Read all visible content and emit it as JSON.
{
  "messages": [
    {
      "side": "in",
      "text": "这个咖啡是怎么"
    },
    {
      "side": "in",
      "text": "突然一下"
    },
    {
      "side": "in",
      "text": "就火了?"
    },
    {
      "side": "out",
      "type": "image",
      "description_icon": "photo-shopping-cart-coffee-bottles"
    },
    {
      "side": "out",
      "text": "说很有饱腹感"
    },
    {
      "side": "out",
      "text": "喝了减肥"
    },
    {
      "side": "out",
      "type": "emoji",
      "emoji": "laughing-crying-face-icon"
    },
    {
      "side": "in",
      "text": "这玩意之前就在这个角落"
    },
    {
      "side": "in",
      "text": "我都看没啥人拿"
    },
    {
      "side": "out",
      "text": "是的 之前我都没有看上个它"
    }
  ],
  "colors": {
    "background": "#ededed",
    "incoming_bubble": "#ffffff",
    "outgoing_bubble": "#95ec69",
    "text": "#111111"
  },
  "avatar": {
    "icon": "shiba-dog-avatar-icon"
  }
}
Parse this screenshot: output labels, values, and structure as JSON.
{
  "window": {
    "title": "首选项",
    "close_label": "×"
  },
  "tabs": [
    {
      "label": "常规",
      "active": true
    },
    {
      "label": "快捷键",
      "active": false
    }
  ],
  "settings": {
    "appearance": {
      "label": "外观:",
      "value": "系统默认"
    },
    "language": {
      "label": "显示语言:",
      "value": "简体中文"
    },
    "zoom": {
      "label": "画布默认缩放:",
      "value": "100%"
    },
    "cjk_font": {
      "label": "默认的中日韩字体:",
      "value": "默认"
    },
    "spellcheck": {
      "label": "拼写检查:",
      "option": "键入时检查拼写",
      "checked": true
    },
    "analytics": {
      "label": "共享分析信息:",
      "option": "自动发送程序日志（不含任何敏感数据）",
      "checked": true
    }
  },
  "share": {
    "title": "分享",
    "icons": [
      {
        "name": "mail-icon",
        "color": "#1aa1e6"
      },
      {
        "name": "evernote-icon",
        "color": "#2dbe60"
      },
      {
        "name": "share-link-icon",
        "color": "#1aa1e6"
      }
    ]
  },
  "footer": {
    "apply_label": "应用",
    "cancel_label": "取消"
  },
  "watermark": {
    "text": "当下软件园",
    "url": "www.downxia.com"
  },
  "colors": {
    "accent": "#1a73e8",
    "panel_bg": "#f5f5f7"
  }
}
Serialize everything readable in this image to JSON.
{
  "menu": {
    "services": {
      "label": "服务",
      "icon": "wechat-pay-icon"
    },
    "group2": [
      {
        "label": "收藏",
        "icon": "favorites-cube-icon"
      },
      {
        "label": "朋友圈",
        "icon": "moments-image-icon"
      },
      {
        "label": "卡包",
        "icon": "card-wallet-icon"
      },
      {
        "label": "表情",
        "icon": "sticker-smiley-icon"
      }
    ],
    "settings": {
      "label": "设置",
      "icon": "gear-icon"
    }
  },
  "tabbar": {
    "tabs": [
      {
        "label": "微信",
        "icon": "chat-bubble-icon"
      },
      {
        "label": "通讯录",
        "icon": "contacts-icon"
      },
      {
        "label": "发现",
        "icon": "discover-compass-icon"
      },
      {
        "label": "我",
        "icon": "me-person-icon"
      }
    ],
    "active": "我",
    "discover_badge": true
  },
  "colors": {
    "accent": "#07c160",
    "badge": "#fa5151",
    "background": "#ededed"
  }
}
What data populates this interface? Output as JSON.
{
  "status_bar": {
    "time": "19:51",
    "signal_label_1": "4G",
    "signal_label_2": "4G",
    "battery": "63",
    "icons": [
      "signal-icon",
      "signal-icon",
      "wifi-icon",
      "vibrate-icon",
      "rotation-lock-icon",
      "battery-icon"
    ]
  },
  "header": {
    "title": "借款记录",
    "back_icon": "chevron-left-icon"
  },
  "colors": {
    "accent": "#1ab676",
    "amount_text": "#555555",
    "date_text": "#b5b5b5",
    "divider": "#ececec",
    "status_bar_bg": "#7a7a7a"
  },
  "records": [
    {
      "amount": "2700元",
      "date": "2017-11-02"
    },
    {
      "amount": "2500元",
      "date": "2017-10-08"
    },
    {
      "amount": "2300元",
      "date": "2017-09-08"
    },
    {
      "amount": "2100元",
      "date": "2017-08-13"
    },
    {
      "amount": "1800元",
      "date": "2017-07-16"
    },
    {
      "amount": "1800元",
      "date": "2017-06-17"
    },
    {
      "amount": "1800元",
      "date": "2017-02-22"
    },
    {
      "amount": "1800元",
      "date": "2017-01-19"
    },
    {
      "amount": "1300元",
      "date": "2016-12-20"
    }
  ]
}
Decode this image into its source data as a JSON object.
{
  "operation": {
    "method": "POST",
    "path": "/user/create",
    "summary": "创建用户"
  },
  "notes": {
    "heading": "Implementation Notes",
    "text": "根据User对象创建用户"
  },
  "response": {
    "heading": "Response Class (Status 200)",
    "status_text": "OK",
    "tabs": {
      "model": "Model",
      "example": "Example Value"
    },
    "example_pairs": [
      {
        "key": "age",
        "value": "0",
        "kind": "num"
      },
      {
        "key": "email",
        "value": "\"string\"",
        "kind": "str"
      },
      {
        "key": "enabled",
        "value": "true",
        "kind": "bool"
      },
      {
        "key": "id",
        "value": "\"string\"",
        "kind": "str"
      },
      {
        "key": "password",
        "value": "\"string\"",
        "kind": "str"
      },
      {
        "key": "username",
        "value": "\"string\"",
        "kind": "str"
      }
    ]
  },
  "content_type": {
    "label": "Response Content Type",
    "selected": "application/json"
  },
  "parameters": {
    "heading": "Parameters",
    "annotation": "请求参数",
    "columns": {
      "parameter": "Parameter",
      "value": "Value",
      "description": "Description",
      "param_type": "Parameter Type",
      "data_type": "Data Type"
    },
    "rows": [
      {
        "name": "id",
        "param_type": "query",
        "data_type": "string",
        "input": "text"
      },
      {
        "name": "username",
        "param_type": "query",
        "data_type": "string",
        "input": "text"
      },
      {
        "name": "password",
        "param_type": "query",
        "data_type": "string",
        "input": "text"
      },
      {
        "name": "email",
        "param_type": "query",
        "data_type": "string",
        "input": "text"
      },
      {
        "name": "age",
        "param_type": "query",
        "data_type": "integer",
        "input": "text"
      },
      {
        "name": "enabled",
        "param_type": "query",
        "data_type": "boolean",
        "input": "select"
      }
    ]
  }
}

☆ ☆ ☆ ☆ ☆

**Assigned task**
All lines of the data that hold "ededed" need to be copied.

**Exercise response**
    "background": "#ededed",
    "background": "#ededed"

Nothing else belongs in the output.